Koerner & Glover, Live at the 400 Bar – I’m a big fan of Koerner and Glover, whom I discovered among my father’s CD collection. They do old fashioned guitar and harmonica folk music, with good renditions of standards and their own twists on songs. My favorites on this album are “Goodnight Irene” and “What’s the Matter with the Mill.”
Aquabats, Return of the Aquabats, 3 songs – I liked these enough to download the rest of the album. Review forthcoming next month.
Passion Pit, Chunk of Change – I downloaded one song from this album last month — “Sleepyhead” — and that song continues to be the best track on the album. That said, the other tracks are all delightful. The lead singer’s falsetto croon, which reminds me of James or Radiohead, works very well for the electronically playful tunes scattered across this album. I particularly enjoy “I’ve Got Your Number” and “Cuddle Fuddle.”

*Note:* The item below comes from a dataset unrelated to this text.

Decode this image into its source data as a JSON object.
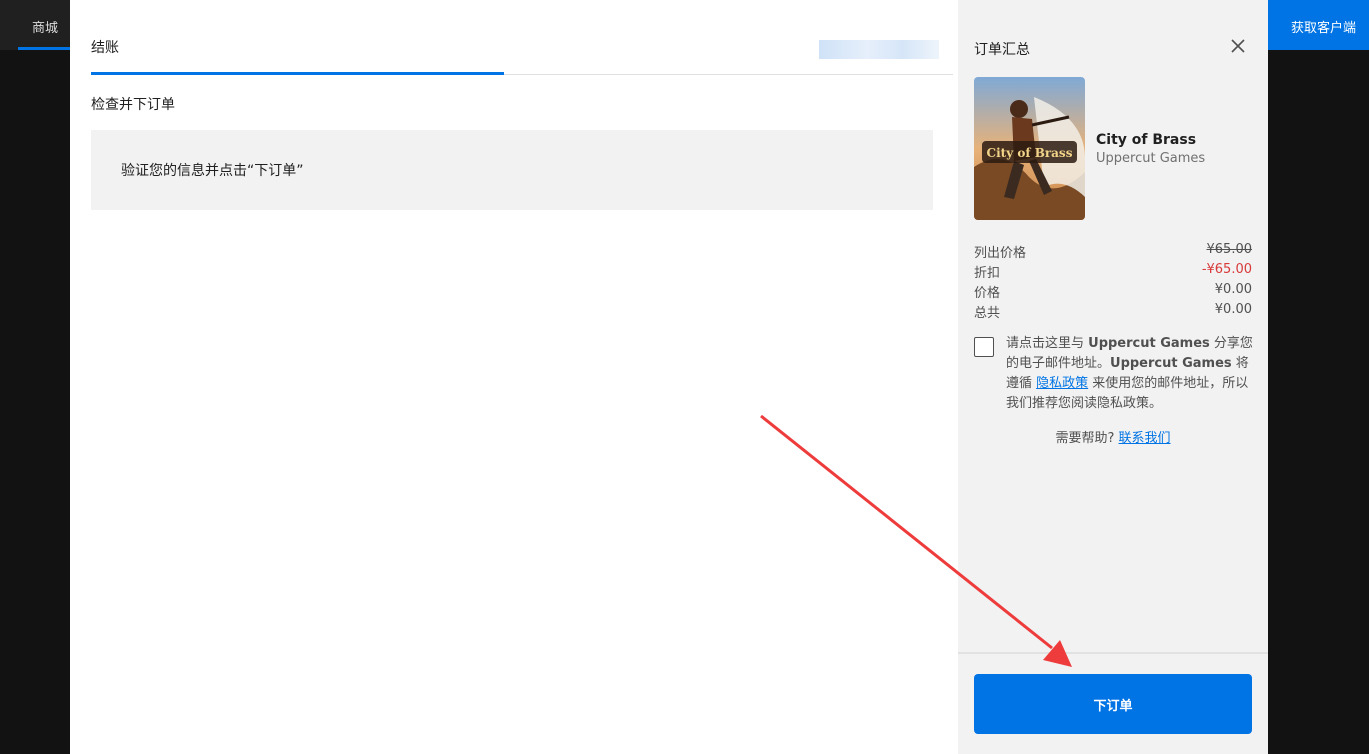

Jonathan Coulton, Thing a Week Four – I had a couple of the big tunes from this album, but I downloaded the rest this month. None of these are amazing standouts, but they hold up. “Under the Pines” is particularly deceptive, as it appears to be about a lost love, but then reveals itself to be about a tryst with, um, Bigfoot. “The Big Boom” also deceives in the other way, appearing to be an hilarious end-of-the world song like Weird Al’s “Christmas at Ground Zero,” but its jaunty pop guitars hide the very real fear of another attack that dwells inside most New Yorkers, if not in most Americans. Of the whole album, I still think “Creepy Doll” far outshines anything else there, but that wasn’t a new song to me.
Ralph Buckley, Cocoa Krispies & Lucky Charms– Buckley’s light-hearted songs and solid lyrics are a delight. I am reminded a lot of Jude or perhaps someone like David Gray. The high-spirited air of the title track particularly captured my imagination. I’ll definitely be downloading more Buckley in future. In retrospect, looking at songs like “The Bees are Dying” makes me reconsider the phrase “light-hearted.”
racecar, Country Gold – This collection of classic folk-style songs with a modern sensibility works pretty well for me. Having listened to some Guthrie and Seeger over the last couple months, I was happy to hear the original songs, as well as the reworked classics. I particularly like “Sunshine Revisited” and “Mary Lou.”
Ivan Ivanovich & The Kreml Krauts, Begi Suka – I’ve come to appreciate the European version of ska that has emerged, blending classic Polka sensibilities with punk/ska aesthetic. The result are ska songs driven less by horns and more by accordions. Ivan and the Krauts are an excellent example of this genre. I particularly like “Velospied,” but they’re all solid songs. Not knowing what the Russian lyrics are saying, I’m in danger of succombing to the Engels Laren problem, of course.